Rates of Hematomas Versus Thromboembolic Disease

Dharani Rohit Thota, BA; Carlos A. Bagley, MD; Mazin Al Tamimi, MD; Paul A. Nakonezny, PhD; Michael Van Hal, MD


Spine. 2021;46(13):901-906. 

In This Article


There is much debate on the importance of postoperative anticoagulation. While PE's can be deadly, postoperative hematomas can also be debilitating and devastating complications. It does raise an interesting question on when and how should patients be protected from both postoperative complications. It is a fine line to walk between increasing a bleeding risk and increasing risk for potentially deadly VTE events.

In this study, pharmacologic anticoagulation did not significantly decrease the symptomatic VTE incidence rate, but it did significantly increase hematoma rates and the return to OR rates.
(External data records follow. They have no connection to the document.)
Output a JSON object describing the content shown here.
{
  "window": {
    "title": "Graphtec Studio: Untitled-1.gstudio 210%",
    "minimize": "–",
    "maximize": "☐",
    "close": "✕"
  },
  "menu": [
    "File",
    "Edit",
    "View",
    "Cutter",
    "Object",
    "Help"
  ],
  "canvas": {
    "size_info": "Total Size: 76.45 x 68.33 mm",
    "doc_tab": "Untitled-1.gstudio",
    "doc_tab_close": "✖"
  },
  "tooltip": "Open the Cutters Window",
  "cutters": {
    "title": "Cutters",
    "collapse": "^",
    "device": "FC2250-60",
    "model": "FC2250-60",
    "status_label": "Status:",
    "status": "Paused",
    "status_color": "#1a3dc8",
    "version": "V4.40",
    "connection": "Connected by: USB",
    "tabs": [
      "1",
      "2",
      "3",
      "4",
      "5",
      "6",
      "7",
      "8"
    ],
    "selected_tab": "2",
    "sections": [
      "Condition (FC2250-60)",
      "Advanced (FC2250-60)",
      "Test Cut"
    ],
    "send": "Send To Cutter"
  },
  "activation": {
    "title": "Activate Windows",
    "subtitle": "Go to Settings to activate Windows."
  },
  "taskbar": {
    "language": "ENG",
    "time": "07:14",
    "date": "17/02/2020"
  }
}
This finding is in line with recent literature findings in regarding to spinal surgery and pharmacologic anticoagulation administration.[10,11] However, in the review article by Kepler et al[1] there was a significant decrease in VTE incidence following pharmacologic anticoagulation in spine surgery.

Some of the literature studies have different methods of VTE detection. Some of them use active screening which increases the number of non-symptomatic VTE events reported.

While our study does have noted limitations, it does raise the question if anticoagulation should be used in routine cases as it does not appear to lead to lower VTE rates, but it does appear to have an adverse effect on the rate of return to OR for hematomas.

Notably, the timing of the VTE may be an area of further investigation. While most of the hematoma risk in this study appeared to be in the relatively early postoperative period, there appears to be a trend toward symptomatic VTE occurring later in the postoperative course.

Our study has a few key limitations, namely the surgeons were different. While still at the same institution, each surgeon practices independently. There may be inherent differences such as the use of tranexamic acid, the approach to blood loss. Durotomies are another large potential confounder. These are hard to control for in any study due to the way they are reported. The matching process would help control for this by controlling for complexity and case duration, but it is a weakness of its retrospective nature.

Future studies will need to have a more rigorous methodology for determining the need for anticoagulation. Until, a randomized control trial is available to answer this question, this study provides some insight into the potential risks of anticoagulation while not clearly reducing the major target of this therapeutic. While the current study is not a randomized controlled trial, we attempted to overcome this by using propensity matching for the medical risk factors of the patient as well as the case severity. The propensity score plays an important role in balancing the study groups to make them comparable. Rosenbaum and Rubin[8] showed that treated and untreated subjects with the same propensity scores have identical distributions for the included covariates. This "balancing property" means that, if we control for the propensity score when we compare the groups, we have effectively turned the observational study into a randomized block experiment, where "blocks" are groups of subjects with the same propensities. This bolsters the internal validity of the study. Propensity scores also offer a promising way to assess the similarity between a sample and a target population of interest, which can bolster external validity.